The Cross Canada Project
by Mike Beauchamp
We recently watched Mike Beauchamp’s documentary, The Cross Canada Project, about his 2009 solo bike odyssey. For anyone who thinks Canada is too big to cycle across, this film will prove you wrong. Or, if you are one of the crazies planning for a super long-distance tour, then this video will give you an idea of what life is like being stuck to your saddle for three or four long months.
Mike’s adventure begins when he dips his two wheeler in at Tofino, British Columbia and begins eastward. While watching Mike’s progress through the mountains and then the prairies, one thing was very apparent – Mike is a very friendly, personal guy. He has no problem stopping other riders on the road, sharing stories or asking if he can pitch his tent in someone’s backyard. It certainly doesn’t look as though anyone was ever put off by his very impressive playoff beard!
The documentary moves to a personal level when, in one scene Mike talks about how shitty he is feeling and the changes going on inside his body, while sitting on the can.
It was interesting to see how he attached his waterproof camera to the bike (with an extendable pole) and then how he designed an on/off switch for it, attached to his handlebar for easy access. Many times throughout his trip, the rain is pounding down hard. But Mike’s equipment appears to hold up just fine – except for that one shot when the camera gets blown over after he had just ridden past.
While seeing the prep work on the video equipment was great, I would have liked to have seen more of how Mike prepared for the trip – the type of training he did, the research and map planning. Although, perhaps there was a time restraint on how much material he could put in to the 62 minute film. The DVD does contain an extra footage section where in one clip, Mike explains what he eats on a typical day. In another clip, his good-natured attitude gains himself (and camera) access to a very posh 5-star RV – two different travelling styles indeed! The extra scenes are some of the most entertaining scenes of the documentary, so be sure not to skip them.

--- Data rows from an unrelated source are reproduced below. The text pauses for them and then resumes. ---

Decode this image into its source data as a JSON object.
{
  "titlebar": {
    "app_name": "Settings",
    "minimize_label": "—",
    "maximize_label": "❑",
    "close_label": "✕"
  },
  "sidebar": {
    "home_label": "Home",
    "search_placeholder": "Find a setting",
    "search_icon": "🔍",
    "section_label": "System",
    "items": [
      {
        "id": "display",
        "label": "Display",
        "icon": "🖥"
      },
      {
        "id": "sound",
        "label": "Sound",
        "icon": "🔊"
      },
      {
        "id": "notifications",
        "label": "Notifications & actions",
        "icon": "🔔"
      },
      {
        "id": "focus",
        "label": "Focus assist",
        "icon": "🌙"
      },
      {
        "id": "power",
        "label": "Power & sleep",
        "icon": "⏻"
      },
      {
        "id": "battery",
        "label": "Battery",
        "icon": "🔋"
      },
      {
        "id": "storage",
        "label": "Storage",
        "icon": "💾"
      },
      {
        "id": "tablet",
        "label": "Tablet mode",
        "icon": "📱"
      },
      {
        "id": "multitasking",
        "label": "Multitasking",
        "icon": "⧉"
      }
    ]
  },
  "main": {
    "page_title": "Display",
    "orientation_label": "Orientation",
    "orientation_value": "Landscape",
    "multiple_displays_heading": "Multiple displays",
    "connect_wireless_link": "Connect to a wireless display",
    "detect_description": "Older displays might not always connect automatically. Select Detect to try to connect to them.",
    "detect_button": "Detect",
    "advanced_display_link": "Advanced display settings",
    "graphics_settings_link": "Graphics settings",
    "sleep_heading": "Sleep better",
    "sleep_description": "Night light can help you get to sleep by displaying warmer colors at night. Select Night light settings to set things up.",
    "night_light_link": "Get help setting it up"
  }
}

While one can read about the journey or find pictures on several cross-Canada blogs and websites, it was great to get a different perspective by seeing it firsthand in video. Mike’s determination to get across the country (even though it was apparent not everyone, including himself, thought he could do it) was impressive and watching his film is inspiring. So if you are considering doing this trip or touring any part of Canada, be sure to check out Mike’s website where you can watch the documentary online, or order the DVD to get the full experience (plus the extra scenes).